TASK DESCRIPTION: Your response should give back each record exactly, word for word.

RECORDED INFORMATION:
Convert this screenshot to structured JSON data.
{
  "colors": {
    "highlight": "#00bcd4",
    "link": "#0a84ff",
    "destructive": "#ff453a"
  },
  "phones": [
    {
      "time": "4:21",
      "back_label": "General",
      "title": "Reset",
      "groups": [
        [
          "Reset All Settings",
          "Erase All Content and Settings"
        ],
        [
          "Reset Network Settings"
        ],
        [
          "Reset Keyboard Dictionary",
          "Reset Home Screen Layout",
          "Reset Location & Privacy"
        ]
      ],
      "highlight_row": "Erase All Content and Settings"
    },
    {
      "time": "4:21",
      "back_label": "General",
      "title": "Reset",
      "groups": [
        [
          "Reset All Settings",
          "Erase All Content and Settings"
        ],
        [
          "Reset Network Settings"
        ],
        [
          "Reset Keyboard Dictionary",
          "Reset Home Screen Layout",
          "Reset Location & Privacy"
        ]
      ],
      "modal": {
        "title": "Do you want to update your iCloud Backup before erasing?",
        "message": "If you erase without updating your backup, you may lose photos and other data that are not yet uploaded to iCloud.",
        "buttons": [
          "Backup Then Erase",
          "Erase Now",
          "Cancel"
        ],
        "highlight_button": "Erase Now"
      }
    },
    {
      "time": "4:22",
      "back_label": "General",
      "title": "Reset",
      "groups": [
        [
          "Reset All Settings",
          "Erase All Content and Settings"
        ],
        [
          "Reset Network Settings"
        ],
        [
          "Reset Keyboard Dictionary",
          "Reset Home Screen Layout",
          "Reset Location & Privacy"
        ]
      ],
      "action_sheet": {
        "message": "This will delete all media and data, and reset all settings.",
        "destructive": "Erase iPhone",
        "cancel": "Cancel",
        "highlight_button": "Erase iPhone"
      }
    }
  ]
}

SOLUTION FOR THIS EXERCISE:
Convert this screenshot to structured JSON data.
{
  "colors": {
    "highlight": "#00bcd4",
    "link": "#0a84ff",
    "destructive": "#ff453a"
  },
  "phones": [
    {
      "time": "4:21",
      "back_label": "General",
      "title": "Reset",
      "groups": [
        [
          "Reset All Settings",
          "Erase All Content and Settings"
        ],
        [
          "Reset Network Settings"
        ],
        [
          "Reset Keyboard Dictionary",
          "Reset Home Screen Layout",
          "Reset Location & Privacy"
        ]
      ],
      "highlight_row": "Erase All Content and Settings"
    },
    {
      "time": "4:21",
      "back_label": "General",
      "title": "Reset",
      "groups": [
        [
          "Reset All Settings",
          "Erase All Content and Settings"
        ],
        [
          "Reset Network Settings"
        ],
        [
          "Reset Keyboard Dictionary",
          "Reset Home Screen Layout",
          "Reset Location & Privacy"
        ]
      ],
      "modal": {
        "title": "Do you want to update your iCloud Backup before erasing?",
        "message": "If you erase without updating your backup, you may lose photos and other data that are not yet uploaded to iCloud.",
        "buttons": [
          "Backup Then Erase",
          "Erase Now",
          "Cancel"
        ],
        "highlight_button": "Erase Now"
      }
    },
    {
      "time": "4:22",
      "back_label": "General",
      "title": "Reset",
      "groups": [
        [
          "Reset All Settings",
          "Erase All Content and Settings"
        ],
        [
          "Reset Network Settings"
        ],
        [
          "Reset Keyboard Dictionary",
          "Reset Home Screen Layout",
          "Reset Location & Privacy"
        ]
      ],
      "action_sheet": {
        "message": "This will delete all media and data, and reset all settings.",
        "destructive": "Erase iPhone",
        "cancel": "Cancel",
        "highlight_button": "Erase iPhone"
      }
    }
  ]
}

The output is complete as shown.